(Beginning of Extracted material)
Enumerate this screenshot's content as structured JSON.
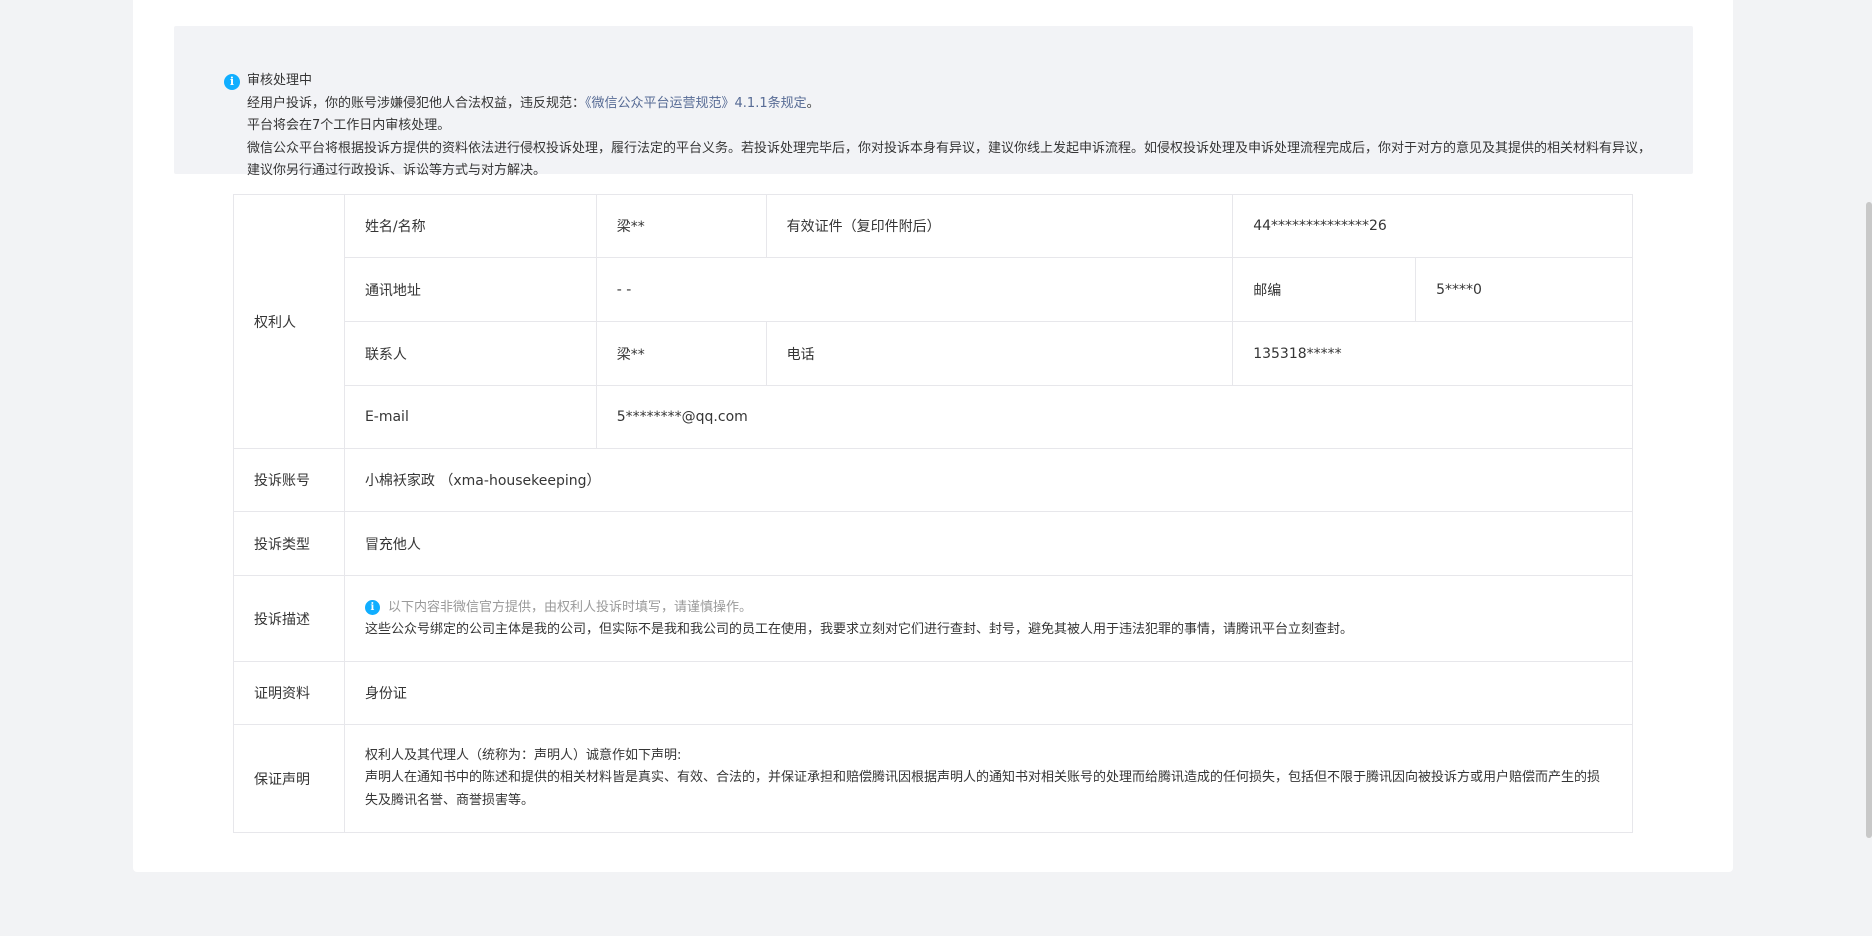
{
  "notice": {
    "status": "审核处理中",
    "line1_prefix": "经用户投诉，你的账号涉嫌侵犯他人合法权益，违反规范：",
    "line1_link": "《微信公众平台运营规范》4.1.1条规定",
    "line1_suffix": "。",
    "line2": "平台将会在7个工作日内审核处理。",
    "line3": "微信公众平台将根据投诉方提供的资料依法进行侵权投诉处理，履行法定的平台义务。若投诉处理完毕后，你对投诉本身有异议，建议你线上发起申诉流程。如侵权投诉处理及申诉处理流程完成后，你对于对方的意见及其提供的相关材料有异议，建议你另行通过行政投诉、诉讼等方式与对方解决。"
  },
  "rights_holder": {
    "section_label": "权利人",
    "name_label": "姓名/名称",
    "name_value": "梁**",
    "id_label": "有效证件（复印件附后）",
    "id_value": "44**************26",
    "address_label": "通讯地址",
    "address_value": "- -",
    "postcode_label": "邮编",
    "postcode_value": "5****0",
    "contact_label": "联系人",
    "contact_value": "梁**",
    "phone_label": "电话",
    "phone_value": "135318*****",
    "email_label": "E-mail",
    "email_value": "5********@qq.com"
  },
  "complaint": {
    "account_label": "投诉账号",
    "account_value": "小棉袄家政 （xma-housekeeping）",
    "type_label": "投诉类型",
    "type_value": "冒充他人",
    "desc_label": "投诉描述",
    "desc_tip": "以下内容非微信官方提供，由权利人投诉时填写，请谨慎操作。",
    "desc_value": "这些公众号绑定的公司主体是我的公司，但实际不是我和我公司的员工在使用，我要求立刻对它们进行查封、封号，避免其被人用于违法犯罪的事情，请腾讯平台立刻查封。",
    "proof_label": "证明资料",
    "proof_value": "身份证",
    "statement_label": "保证声明",
    "statement_line1": "权利人及其代理人（统称为：声明人）诚意作如下声明:",
    "statement_line2": "声明人在通知书中的陈述和提供的相关材料皆是真实、有效、合法的，并保证承担和赔偿腾讯因根据声明人的通知书对相关账号的处理而给腾讯造成的任何损失，包括但不限于腾讯因向被投诉方或用户赔偿而产生的损失及腾讯名誉、商誉损害等。"
  },
  "icons": {
    "info": "info-icon"
  },
  "colors": {
    "info_blue": "#10aeff",
    "link": "#576b95",
    "background": "#f2f3f5"
  }
}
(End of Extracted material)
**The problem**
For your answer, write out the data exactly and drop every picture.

**Exercise answer**
Enumerate this screenshot's content as structured JSON.
{
  "notice": {
    "status": "审核处理中",
    "line1_prefix": "经用户投诉，你的账号涉嫌侵犯他人合法权益，违反规范：",
    "line1_link": "《微信公众平台运营规范》4.1.1条规定",
    "line1_suffix": "。",
    "line2": "平台将会在7个工作日内审核处理。",
    "line3": "微信公众平台将根据投诉方提供的资料依法进行侵权投诉处理，履行法定的平台义务。若投诉处理完毕后，你对投诉本身有异议，建议你线上发起申诉流程。如侵权投诉处理及申诉处理流程完成后，你对于对方的意见及其提供的相关材料有异议，建议你另行通过行政投诉、诉讼等方式与对方解决。"
  },
  "rights_holder": {
    "section_label": "权利人",
    "name_label": "姓名/名称",
    "name_value": "梁**",
    "id_label": "有效证件（复印件附后）",
    "id_value": "44**************26",
    "address_label": "通讯地址",
    "address_value": "- -",
    "postcode_label": "邮编",
    "postcode_value": "5****0",
    "contact_label": "联系人",
    "contact_value": "梁**",
    "phone_label": "电话",
    "phone_value": "135318*****",
    "email_label": "E-mail",
    "email_value": "5********@qq.com"
  },
  "complaint": {
    "account_label": "投诉账号",
    "account_value": "小棉袄家政 （xma-housekeeping）",
    "type_label": "投诉类型",
    "type_value": "冒充他人",
    "desc_label": "投诉描述",
    "desc_tip": "以下内容非微信官方提供，由权利人投诉时填写，请谨慎操作。",
    "desc_value": "这些公众号绑定的公司主体是我的公司，但实际不是我和我公司的员工在使用，我要求立刻对它们进行查封、封号，避免其被人用于违法犯罪的事情，请腾讯平台立刻查封。",
    "proof_label": "证明资料",
    "proof_value": "身份证",
    "statement_label": "保证声明",
    "statement_line1": "权利人及其代理人（统称为：声明人）诚意作如下声明:",
    "statement_line2": "声明人在通知书中的陈述和提供的相关材料皆是真实、有效、合法的，并保证承担和赔偿腾讯因根据声明人的通知书对相关账号的处理而给腾讯造成的任何损失，包括但不限于腾讯因向被投诉方或用户赔偿而产生的损失及腾讯名誉、商誉损害等。"
  },
  "icons": {
    "info": "info-icon"
  },
  "colors": {
    "info_blue": "#10aeff",
    "link": "#576b95",
    "background": "#f2f3f5"
  }
}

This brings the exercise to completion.